Maui County has taken preventative measures to keep potentially toxic stormwater runoff from entering waters off the coast of Lāhainā following the Aug. 8 wildfire that devastated the historic town. Photo courtesy Hawaiʻi DLNR
Maui residents have been manifesting rain, but this actually may be harmful to the waters surrounding Lāhainā. On Aug. 8, a wildfire damaged or destroyed most of the town, including more than 2,200 structures — 86% of which were residential. In the midst of hurricane season, there is concern over potentially toxic sediment runoff, which naturally occurs after heavy rains.
“You really have this toxic soup,” said John Starmer, chief scientist at the Maui Nui Marine Resource Council and regular MauiTimes contributor. “You’ve got heavy metals, you’ve got the residuals of burned plastic, you’ve got all the chemicals that anybody had in their household plus industrial chemicals — all that sort of stuff was burned in an uncontrolled environment.”
The biggest issue here is the unknown: Not only is it difficult to determine what toxins may be in the runoff, there’s also very little research on short- and long-term effects since this is not a common occurrence, according to Starmer.
As post-tropical storm Fernanda approached Hawaiʻi late Sunday night, the National Weather Service announced that it anticipated rainfall in the windward and mauka areas of Maui through Tuesday morning.
In an effort to reduce runoff, the U.S. Coast Guard installed absorbent booms at eight storm drain outfalls that connect the impacted areas of Lāhainā to the ocean. Emergency response crews also deployed inlet protection devices at all street-level storm drain catch basins, according to a Maui County news release.

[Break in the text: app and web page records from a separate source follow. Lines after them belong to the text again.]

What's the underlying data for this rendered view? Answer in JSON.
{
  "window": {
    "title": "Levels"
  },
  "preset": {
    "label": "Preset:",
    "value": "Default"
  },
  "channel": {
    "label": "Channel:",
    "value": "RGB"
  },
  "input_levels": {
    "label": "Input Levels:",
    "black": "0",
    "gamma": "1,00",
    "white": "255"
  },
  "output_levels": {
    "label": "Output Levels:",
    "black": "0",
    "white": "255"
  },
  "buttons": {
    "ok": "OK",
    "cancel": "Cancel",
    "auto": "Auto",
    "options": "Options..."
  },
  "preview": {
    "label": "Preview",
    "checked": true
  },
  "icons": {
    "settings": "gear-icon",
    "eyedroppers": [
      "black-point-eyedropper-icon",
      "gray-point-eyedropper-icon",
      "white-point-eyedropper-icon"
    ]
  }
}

The Aug. 20 press release was transparent about the fact that these preventative measures may not be enough. This sentiment was echoed by Starmer, who said these devices can effectively hold back larger chunks of debris, but potentially harmful chemicals will likely still seep through.
Potential negative effects may include a “poisoning effect” on marine life from exposure to the likes of copper or other heavy metals, decreased oxygen levels as well as bacterial and algae blooms, according to Starmer.
“The way to sum it all up is that you are throwing a whole bunch of toxins into the environment. Each of them may have a very different effect on a single organism, but it’s sort of like you’re hitting them from multiple different directions, which is not going to be good for the overall well-being of anything in the water,” he said.
Starmer also pointed to human health risks, as these toxins “tend to accumulate in the food chain.”
Once these materials get into the ocean, Starmer emphasized that they are incredibly difficult to regulate. “All of the environmental organizations I’ve spoken to … [are asking], ‘How do we keep it on the land?’ ” he said. “It’s not great on the land, but it’s much better … than letting it get into the water because you’ve lost control at that point.”
Starmer also noted that the Environmental Protection Agency has made efforts to spray a “binder across contaminated areas to hold everything together” and keep potential toxins on the land until it can be disposed of properly.
If toxins do make it into the ocean, they also run the risk of being spread across a large area due to the strong currents in Lāhainā. This dangerous water quality could affect shorelines from Kāʻanapali all the way to Olowalu Landing, and Maui County has advised beachgoers to stay out of brown water in those areas.
Starmer and other environmental stewards are now pushing for funding to get water tested now in order to have a baseline for further research.
Additionally, landscapes that have been impacted by the Aug. 8 wildfires are at an increased risk for flooding due to the decrease in surrounding vegetation. The possibility of flash flooding, mudslides and unstable roadways will increase, even in areas that are not typically considered high-risk, according to a Maui County press release.
As of publication, the National Weather Service’s forecast for Lāhainā includes scattered showers, mainly before 9 p.m., with a 30% chance of precipitation Aug. 21, as well as isolated showers and a 20% chance of precipitation through Monday, Aug. 28.
Hawaiʻi’s hurricane season runs through Nov. 30, according to the National Oceanic and Atmospheric Administration (NOAA), which has predicted more cyclone activity than usual due to it being an El Niño year.